Willson's departure from Kentucky marks a reinvigoration of the journal. In the months that follow, Willson records the Battles of the Wilderness, Spotsylvania, Petersburg, and Appomattox, albeit somewhat dispassionately, often noting "fighting". Willson became ill shortly before Petersburg. stating: "Them still marching an I kept up as well as I could but had to give out in afternoon… made in Ambulance in the rest of this day. The troops marched on the front where they had a fight this commenced about dark. Our Corps on a front still engaged the enemy… AR Wheeler was wounded in this hip by minnie ball & amputation was necessary." Petersburg was bad luck for Willson—nine days after his release from the Brig. hospital, he was injured. "In trenchment throughout the day I was hit by a piece of shell on the big toes of my right foot about four o'clock p.m. The shell burst in the air and a fragment came down into the pit where I was sitting on my knapsack and hit my foot." Willson's wound was minor, but writes sympathetically of his fellow soldiers and his beliefs on the course of the battle: "My wound is slight as it is pains me considerable but there is many a poor fellow here that saw much worse… I believe the Rebels made a charge and were repulsed two or three times & finally beat them at their own game."
Willson ultimately spent nearly a year at the Corps Hospital before returning to service in March, 1865. Notably, on April 9-10, 1865, Willson writes: "Genl Lee surrendered his command of northern Virginia. Saluting over the surrender." Just a few days later, Willson writes: "President shot." Willson's diary continues through July, including his June discharge. By the end of the war, 409 of the original regiment had died, over half of those due to disease and most of the remaining from war wounds.
While Willson's own record of his service speaks for itself, his personal life outside of this diary is largely unknown. Willson lived in Alstead, New Hampshire at the time of his marriage in 1835 to Lucy Eliza Isham. The couple had three sons. In 1913, Willson was an established resident of Winchendon, Massachusetts, and, given his age at that time, likely died there. Pencil calculations and drawings on endpapers.
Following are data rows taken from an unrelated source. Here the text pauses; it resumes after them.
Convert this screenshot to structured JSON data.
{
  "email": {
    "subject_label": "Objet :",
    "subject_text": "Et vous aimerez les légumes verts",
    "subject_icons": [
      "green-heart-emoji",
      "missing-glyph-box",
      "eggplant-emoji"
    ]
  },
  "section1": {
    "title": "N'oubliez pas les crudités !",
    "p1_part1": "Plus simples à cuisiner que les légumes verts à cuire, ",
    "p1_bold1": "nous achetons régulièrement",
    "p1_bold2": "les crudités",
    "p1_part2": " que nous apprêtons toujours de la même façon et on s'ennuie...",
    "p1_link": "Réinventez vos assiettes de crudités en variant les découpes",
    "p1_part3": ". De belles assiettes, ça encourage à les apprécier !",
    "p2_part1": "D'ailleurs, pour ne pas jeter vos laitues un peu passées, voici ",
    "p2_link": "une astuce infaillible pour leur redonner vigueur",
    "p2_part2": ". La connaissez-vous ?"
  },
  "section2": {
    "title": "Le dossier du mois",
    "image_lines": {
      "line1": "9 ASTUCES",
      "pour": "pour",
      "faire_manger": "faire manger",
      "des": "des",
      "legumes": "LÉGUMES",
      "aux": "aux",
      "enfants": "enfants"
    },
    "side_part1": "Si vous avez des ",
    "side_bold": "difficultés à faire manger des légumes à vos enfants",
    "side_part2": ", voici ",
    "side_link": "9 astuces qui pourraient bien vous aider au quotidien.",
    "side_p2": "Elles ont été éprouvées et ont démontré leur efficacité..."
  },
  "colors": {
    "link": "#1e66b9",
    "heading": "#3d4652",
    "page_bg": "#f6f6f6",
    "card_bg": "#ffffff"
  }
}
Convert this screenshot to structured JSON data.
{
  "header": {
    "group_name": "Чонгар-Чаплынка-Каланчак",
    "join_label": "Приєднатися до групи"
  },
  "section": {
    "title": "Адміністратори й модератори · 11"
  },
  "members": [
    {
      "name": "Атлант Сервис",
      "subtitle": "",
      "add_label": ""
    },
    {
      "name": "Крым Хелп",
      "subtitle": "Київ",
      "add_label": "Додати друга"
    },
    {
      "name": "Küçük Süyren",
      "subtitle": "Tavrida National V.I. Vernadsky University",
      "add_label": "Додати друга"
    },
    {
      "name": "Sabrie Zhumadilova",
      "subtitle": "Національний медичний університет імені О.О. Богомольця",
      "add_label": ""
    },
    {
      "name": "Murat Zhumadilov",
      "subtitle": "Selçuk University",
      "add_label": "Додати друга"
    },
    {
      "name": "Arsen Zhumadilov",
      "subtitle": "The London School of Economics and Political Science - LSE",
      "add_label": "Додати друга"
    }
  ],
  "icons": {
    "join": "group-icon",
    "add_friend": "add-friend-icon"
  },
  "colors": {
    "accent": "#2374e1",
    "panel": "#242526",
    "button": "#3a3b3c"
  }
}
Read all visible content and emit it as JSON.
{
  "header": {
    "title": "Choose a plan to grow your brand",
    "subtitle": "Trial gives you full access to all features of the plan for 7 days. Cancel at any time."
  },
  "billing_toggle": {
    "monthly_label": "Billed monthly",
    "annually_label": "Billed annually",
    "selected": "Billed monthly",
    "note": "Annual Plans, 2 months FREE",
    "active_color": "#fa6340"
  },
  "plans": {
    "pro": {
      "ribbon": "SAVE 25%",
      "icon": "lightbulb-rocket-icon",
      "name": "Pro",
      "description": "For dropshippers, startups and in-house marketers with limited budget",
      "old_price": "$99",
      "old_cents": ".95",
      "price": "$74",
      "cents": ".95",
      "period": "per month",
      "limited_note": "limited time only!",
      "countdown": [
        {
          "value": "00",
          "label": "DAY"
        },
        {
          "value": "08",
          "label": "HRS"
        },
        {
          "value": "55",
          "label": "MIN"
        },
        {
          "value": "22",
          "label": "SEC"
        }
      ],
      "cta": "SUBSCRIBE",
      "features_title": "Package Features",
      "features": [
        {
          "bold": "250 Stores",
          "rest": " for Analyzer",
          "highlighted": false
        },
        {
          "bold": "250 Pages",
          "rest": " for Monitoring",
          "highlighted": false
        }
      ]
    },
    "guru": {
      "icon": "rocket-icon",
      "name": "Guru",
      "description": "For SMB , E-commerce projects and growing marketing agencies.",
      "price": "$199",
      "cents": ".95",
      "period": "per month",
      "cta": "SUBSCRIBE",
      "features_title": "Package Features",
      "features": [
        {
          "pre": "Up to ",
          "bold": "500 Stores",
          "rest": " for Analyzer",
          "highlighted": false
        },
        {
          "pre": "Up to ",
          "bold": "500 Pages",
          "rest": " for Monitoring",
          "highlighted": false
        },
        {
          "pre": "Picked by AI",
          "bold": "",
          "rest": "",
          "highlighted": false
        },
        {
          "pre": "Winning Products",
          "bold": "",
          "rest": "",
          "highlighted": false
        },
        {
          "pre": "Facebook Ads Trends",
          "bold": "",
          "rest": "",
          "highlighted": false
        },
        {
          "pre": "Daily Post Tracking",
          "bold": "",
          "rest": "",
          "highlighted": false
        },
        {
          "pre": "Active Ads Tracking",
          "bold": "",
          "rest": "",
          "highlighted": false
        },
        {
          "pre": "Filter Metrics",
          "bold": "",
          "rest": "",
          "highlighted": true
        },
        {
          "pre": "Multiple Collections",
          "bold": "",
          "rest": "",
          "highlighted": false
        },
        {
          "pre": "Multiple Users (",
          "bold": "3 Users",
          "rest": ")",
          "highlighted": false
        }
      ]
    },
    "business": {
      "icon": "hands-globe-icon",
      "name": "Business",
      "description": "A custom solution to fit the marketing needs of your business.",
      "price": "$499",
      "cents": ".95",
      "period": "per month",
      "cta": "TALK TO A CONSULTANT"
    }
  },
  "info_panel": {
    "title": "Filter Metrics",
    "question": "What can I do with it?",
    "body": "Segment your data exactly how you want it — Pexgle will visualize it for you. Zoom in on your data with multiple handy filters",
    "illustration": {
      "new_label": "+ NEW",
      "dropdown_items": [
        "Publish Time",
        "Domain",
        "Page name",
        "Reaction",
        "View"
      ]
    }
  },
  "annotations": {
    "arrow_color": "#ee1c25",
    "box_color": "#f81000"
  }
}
A few loose signatures, substantial overwriting in pen (in some cases, faded pencil underneath likely the previous year's entries), only occasional soiling to interior, expected wartime wear to bindings. Very good condition, handwriting bold and readable.